#Mindrmama Anna Johnson is an Australian public lawyer living in London who, when she's not chasing her one-year-old around, can be found reading, volunteering at the Baytree Centre, or discussing feminist issues with friends over a glass of wine.

When I moved from my home in Australia to the United Kingdom four years ago, I was sure I would never have a baby overseas - this was something I would wait to do back at home, in familiar surroundings. But somewhere along the line my concept of "home" and familiarity changed, and our son, Oscar, was born in June 2016. 

It was a quintessential London arrival – in a room in a public hospital on the banks of the Thames, overlooking the Houses of Parliament.  I received impeccable pre- and post-natal care on the National Health Service, all entirely free.  Best of all, my parents and sister flew to London just before the birth, and stayed for several weeks afterwards.  It was a wrench saying goodbye when they left. 

Since then, although there have been ups and downs, our little family has thrived.  Despite some downsides to raising children in London – high living costs, tiny apartments, and terrible weather to name a few – I’ve seen a side to the city that I otherwise wouldn’t have seen.  I’ve discovered playgrounds, learned English nursery rhymes, discovered a world of children’s activities at the city’s fantastic museums and galleries, and met some incredible parent friends. 

Now we are moving back home to Australia, and I’ve had cause to reflect on my time as a foreign parent in a new city.  Here’s my advice for parenting far from home – whether it’s London, New York, or somewhere else entirely. 

1.     Do your research

As an expat, you don’t have all the accumulated knowledge of someone who has grown up in your adopted city, so you have a bit of catching up to do.  That’s okay – find friends of friends who live in your new home and pick their brains, bring along a list of questions for your midwife or doctor, take prenatal classes, and scour the internet. Better yet, while you are pregnant, use the time to get connected with people in your new city who have recently had a baby (preferably another expat, who has been where you are now) – they’ll be a wealth of information and recommendations, and someone to explore your new city with!      

2.     Get out of the house

Your baby’s arrived and they are amazing.  Take some time to recognize what an extraordinary thing you have done.  And when you feel up to it, drag yourself outside.  Yes, it will take ages to pack everything up, and your baby will probably throw up on you just as you walk out the door.  Never mind.  Just getting out once a day is enough. 

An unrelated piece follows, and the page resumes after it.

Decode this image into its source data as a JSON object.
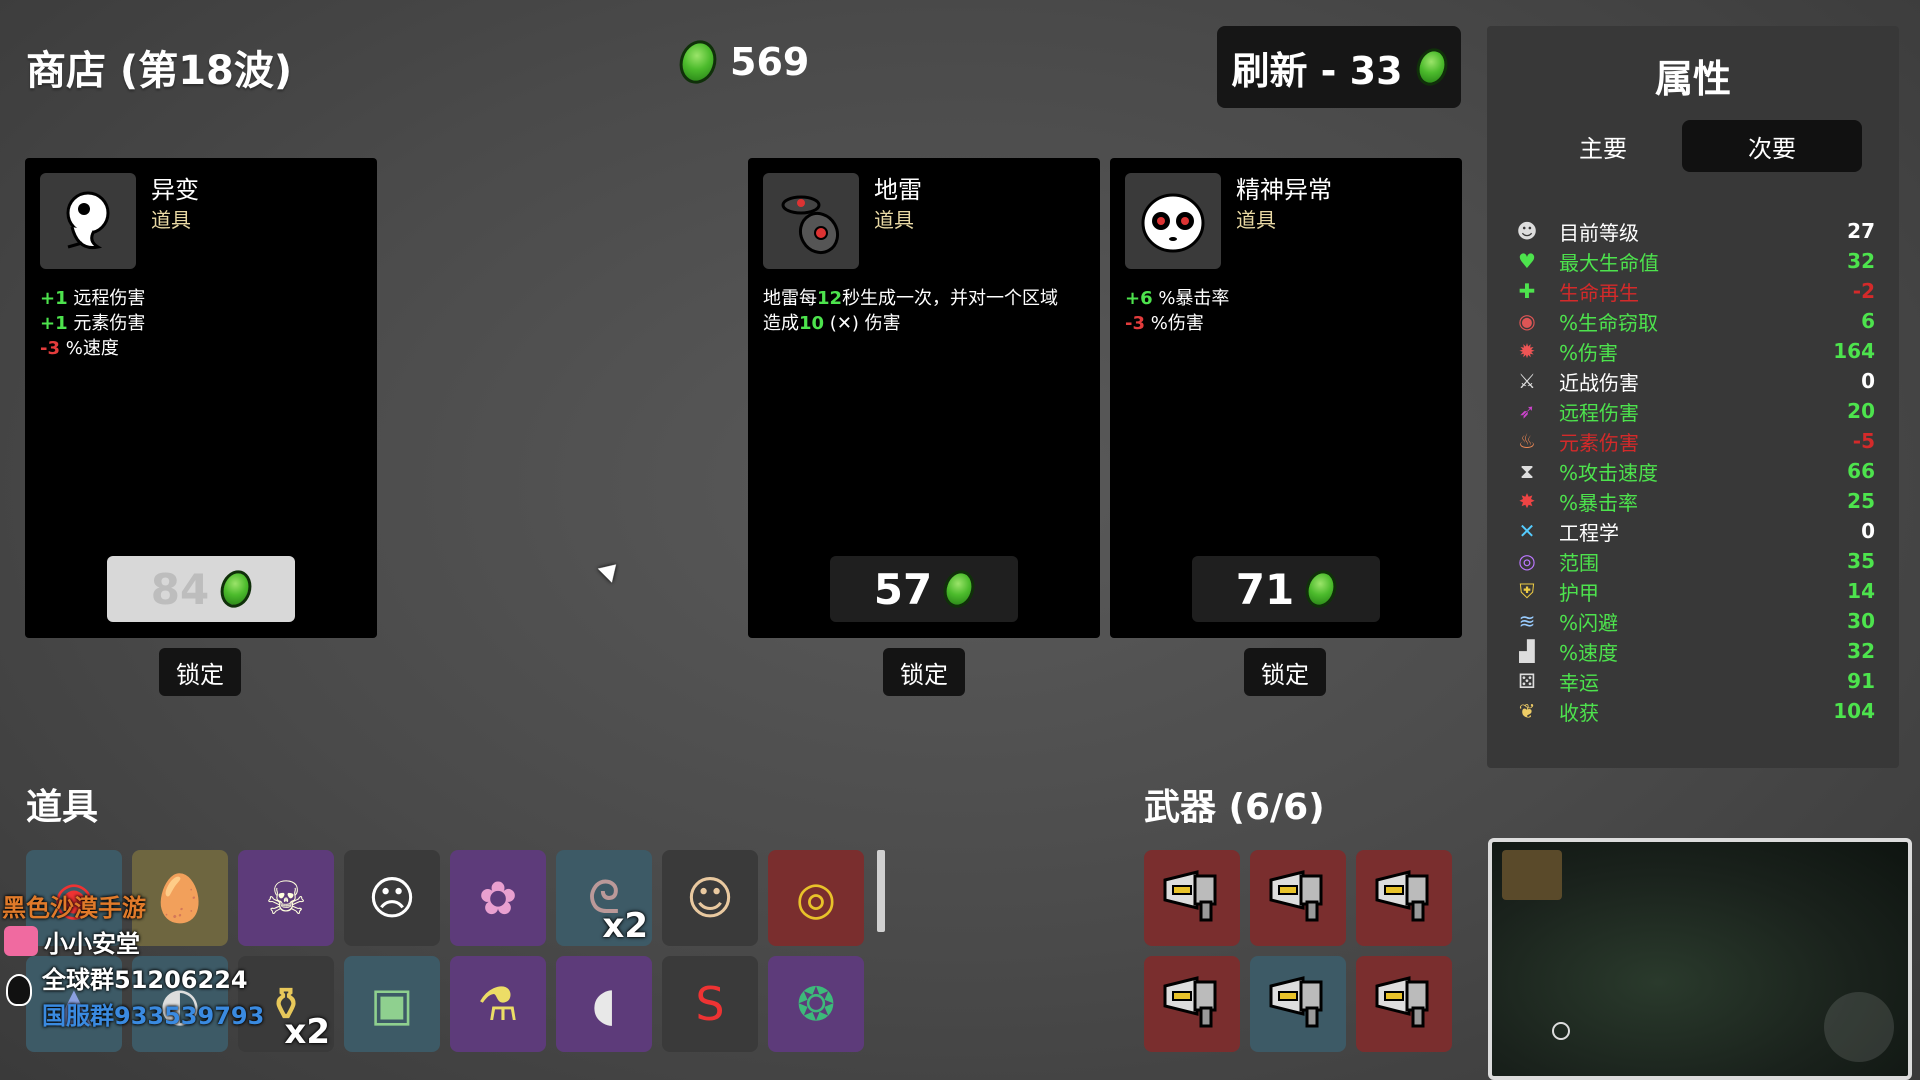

This is when your research will pay off – is there an app or website or Twitter account in your city with a list of baby-friendly activities?  For me, socializing with other parents was a lifesaver.  Parenting, especially with a young baby, can be very isolating, and since I didn’t grow up here, I had to make new mum friends.  For many months, I regularly attended Rhyme Time at a local library with my mothers’ group.  This was less about the singing and more about the opportunity to have an adult conversation, share tips, and get a coffee afterwards.  Through this session, we met other parents and expanded our group.  Even now, I’m still making new friends with other parents whom I meet at children’s centers, at local cafes, at the baby cinema or even in the park.  And that’s why I was excited to help establish a Mindr community in London, bringing parents together in a stimulating environment where crying babies are welcome.

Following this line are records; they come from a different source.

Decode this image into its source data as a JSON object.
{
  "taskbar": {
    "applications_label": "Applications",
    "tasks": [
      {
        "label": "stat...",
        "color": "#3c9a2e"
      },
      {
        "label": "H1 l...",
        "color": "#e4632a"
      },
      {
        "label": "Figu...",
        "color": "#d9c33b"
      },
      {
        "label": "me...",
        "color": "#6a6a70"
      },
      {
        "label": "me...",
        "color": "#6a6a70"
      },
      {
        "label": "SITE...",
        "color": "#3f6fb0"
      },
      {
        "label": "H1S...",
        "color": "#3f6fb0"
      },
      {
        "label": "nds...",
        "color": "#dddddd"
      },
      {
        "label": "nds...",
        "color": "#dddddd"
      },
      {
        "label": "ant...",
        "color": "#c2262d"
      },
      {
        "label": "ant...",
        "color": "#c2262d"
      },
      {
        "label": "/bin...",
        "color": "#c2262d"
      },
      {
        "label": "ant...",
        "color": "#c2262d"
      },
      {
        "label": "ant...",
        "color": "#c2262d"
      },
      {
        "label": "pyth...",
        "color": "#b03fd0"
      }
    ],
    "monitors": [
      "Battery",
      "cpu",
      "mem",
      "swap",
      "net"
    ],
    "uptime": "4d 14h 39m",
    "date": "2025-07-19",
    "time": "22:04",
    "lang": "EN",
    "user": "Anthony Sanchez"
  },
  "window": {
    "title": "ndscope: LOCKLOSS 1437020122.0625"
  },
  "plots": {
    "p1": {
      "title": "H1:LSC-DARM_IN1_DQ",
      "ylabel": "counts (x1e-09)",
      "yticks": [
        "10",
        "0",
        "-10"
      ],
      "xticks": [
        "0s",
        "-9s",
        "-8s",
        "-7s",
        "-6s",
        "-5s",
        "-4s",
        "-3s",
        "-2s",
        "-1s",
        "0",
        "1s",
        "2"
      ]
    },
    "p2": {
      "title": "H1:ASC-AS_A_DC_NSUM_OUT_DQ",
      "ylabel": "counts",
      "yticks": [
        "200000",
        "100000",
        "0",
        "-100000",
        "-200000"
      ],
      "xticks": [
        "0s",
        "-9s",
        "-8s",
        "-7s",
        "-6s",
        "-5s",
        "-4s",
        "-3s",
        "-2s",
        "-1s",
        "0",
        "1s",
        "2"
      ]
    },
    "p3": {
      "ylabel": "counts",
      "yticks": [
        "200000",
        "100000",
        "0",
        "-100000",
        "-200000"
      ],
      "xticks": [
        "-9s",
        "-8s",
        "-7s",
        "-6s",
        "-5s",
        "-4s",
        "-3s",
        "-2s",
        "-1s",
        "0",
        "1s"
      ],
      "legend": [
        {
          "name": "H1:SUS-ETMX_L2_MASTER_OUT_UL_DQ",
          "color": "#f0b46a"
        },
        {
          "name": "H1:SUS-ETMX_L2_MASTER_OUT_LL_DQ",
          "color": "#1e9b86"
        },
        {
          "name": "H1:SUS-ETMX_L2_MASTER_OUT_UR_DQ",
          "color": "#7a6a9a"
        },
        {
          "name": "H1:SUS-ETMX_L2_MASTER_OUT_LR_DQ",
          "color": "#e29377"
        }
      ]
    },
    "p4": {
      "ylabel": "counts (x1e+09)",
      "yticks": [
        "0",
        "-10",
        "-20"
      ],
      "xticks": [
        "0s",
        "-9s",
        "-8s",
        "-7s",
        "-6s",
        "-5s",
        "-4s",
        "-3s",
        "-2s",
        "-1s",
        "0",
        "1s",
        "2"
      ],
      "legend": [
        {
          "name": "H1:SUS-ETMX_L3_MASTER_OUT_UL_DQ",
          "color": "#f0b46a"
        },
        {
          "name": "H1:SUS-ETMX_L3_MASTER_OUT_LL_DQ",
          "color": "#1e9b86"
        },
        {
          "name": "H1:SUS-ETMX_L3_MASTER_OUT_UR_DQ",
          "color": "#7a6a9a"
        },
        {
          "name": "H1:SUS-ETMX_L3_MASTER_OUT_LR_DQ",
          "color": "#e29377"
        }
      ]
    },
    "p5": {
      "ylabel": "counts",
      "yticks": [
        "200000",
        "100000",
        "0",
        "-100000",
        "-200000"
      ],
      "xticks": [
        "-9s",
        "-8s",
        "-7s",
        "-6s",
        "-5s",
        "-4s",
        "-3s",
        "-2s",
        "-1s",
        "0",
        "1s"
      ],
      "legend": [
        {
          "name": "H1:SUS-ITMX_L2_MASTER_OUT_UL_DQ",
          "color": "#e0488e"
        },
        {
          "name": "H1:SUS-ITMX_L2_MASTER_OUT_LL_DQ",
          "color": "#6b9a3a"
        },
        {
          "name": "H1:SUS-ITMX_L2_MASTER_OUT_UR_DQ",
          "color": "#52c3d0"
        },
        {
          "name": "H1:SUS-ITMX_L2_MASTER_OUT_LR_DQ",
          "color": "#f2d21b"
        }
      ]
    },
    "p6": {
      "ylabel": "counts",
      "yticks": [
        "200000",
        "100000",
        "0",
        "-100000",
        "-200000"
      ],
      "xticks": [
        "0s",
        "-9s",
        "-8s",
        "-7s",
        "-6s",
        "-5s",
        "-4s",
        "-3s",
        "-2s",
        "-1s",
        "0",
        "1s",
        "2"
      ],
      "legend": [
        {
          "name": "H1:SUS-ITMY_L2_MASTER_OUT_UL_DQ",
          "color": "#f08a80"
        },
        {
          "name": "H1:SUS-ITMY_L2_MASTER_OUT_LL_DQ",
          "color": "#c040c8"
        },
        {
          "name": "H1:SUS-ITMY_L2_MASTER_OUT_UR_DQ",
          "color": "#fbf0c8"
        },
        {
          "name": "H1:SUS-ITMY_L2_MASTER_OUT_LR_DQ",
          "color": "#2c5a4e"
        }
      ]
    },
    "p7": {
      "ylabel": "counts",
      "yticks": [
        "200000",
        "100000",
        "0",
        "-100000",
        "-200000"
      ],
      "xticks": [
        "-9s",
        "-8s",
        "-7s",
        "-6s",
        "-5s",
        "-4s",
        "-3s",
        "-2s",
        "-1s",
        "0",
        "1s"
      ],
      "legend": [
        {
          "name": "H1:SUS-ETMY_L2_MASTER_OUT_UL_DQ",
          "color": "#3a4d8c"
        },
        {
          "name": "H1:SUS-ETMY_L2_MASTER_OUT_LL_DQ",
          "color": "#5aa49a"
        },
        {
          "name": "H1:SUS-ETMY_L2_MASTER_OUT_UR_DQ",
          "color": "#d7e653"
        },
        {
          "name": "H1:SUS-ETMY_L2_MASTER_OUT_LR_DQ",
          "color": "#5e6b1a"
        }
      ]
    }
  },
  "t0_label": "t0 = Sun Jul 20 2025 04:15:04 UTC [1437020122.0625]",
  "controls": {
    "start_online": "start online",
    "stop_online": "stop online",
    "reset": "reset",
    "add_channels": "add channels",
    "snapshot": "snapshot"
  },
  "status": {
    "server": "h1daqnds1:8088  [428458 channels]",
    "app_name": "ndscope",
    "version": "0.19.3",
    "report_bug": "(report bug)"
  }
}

3.     Stay connected to home

Before the baby, I found it hard having to cram all my Skype and FaceTime catch-ups with people back home into my weekends.  To my surprise, staying in touch was actually easier while I was on maternity leave, and I was able to speak to my mother almost every day, usually while breastfeeding.  This is also one of those occasions when time differences can become a silver lining! 

Now that my son is older, I’m really pleased that he is able to "see" our family over video chat, and that he can recognize their faces as well as their voices.  We have photos on our fridge and talk to him a lot about his grandparents and aunts and uncles. 

4.     Accept help

Without regular family support, you’re going to need your friends more than ever.  We were incredibly lucky to have a number of close friends who came over in those early months, brought ingredients, and cooked us dinner – and then washed up.  Other visiting friends would offer to do a load of laundry, or hold the baby while we went and had a nap.  Even though few of them had their own kids, they knew enough to know that this was helpful.  When someone says, "What can I do?", give them a task!  Honestly, people like to be useful.  Which brings me to…

5.     Pay it forward

… helping others.  When one of my best friends back home had twins five years ago, I would visit regularly and play with the babies.  But I didn’t know anyone else with kids, and was completely clueless.  I never once offered to put on a load of laundry or wash the dishes.  As soon as I had a newborn on my hands, I realised how useless I had been at the time.  Since I can’t make it up to my friend, and now that I realise what it’s like, I’ve resolved to pay it forward to other expat parents! 

Are you a Londoner or an expat living in London? Come to our second Mindr community event and hear from Dr. Fran Tonkiss of the LSE about inequality and the city. Join us to expand your mind and meet other parents in an environment where curiosity is queen and crying babies are welcome.